The appellant raises the further question that the lower court committed error in vacating the order of dismissal. The motion to dismiss the case for want of prosecution was properly made. The motion to set aside the order and re-instate the case was made within thirty days of the date of the order of dismissal but it failed to contain or show any good cause for the re-instatement of the case. It is true that F.S. § 45.19, F.S.A., provides that a suit dismissed under the provisions of the statute "may be reinstated by petition upon good cause shown". The only "good cause" attempted to be shown for granting the petition for re-instatement was that on October 16, 1951 the appellee served notice setting down for hearing on November 5, 1951 the motion to dismiss filed by appellant and also a motion filed by appellant for a more definite statement. On November 2, 1951 the appellee's attorney wrote a letter to the attorneys for the appellant to the effect that he was trying to submit some kind of a proposal for settlement. In this letter it was stated: "I am now trying to arrive at figures that I think would be the very minimum so far as he [Hill] is concerned." He further stated in said letter: "I will suggest the items and amounts which will be involved in any settlement we might make in these two cases within a week." It is shown by the record that no figures or offers of settlement were proposed *863 or submitted "within a week" or at any other time. The fact that one of the parties to the litigation discussed a settlement and promised to submit a proposal or figures within a week which was not done does not constitute the "good cause" contemplated and required by the statute. Gulf Appliance Distributors, Inc., v. Long, Fla., 53 So. 2d 706; Sudduth Realty Co. v. Wright, Fla., 55 So. 2d 189; Railway Express Agency v. Hoagland, Fla., 62 So. 2d 756; Yelvington & Son, Inc., v. Sheridan, Fla., 65 So. 2d 44, and Early v. Sarasota-Fruitville Drainage District, Fla., 67 So. 2d 441.

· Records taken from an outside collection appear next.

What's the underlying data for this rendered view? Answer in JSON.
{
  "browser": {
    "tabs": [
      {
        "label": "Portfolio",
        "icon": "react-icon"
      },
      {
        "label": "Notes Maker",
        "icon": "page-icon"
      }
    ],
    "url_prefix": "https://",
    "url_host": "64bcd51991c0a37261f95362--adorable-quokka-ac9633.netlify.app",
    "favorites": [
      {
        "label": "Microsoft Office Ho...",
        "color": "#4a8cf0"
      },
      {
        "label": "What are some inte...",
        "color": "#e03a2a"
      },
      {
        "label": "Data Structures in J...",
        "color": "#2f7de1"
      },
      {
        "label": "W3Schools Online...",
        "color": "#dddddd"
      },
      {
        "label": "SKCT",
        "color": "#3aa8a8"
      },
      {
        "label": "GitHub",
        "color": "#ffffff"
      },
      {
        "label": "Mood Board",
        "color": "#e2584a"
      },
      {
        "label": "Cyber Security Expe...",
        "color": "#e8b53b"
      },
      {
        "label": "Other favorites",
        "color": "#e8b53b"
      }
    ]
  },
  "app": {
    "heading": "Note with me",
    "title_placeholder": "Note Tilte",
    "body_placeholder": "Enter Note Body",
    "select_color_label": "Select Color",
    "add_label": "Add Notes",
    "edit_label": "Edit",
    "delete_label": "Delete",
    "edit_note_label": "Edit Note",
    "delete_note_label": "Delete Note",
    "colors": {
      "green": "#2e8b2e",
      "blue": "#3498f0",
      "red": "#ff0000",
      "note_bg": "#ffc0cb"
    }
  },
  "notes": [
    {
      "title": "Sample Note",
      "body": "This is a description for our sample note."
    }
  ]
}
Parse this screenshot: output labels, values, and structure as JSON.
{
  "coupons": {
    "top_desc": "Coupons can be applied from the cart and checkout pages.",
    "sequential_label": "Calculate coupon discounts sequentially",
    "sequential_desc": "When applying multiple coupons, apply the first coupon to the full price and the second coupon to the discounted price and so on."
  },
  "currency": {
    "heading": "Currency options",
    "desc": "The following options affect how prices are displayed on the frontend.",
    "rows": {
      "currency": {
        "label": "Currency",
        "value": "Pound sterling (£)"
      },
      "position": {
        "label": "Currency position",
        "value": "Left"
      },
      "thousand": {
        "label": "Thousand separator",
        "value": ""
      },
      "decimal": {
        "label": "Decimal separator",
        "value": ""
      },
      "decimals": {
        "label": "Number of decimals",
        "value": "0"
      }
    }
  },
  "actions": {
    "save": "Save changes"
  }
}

The case should be, and the same is hereby, reversed, with directions to set aside the judgment and take other proceedings consistent with this opinion.
ROBERTS, C.J., and SEBRING and BARNS, JJ., concur.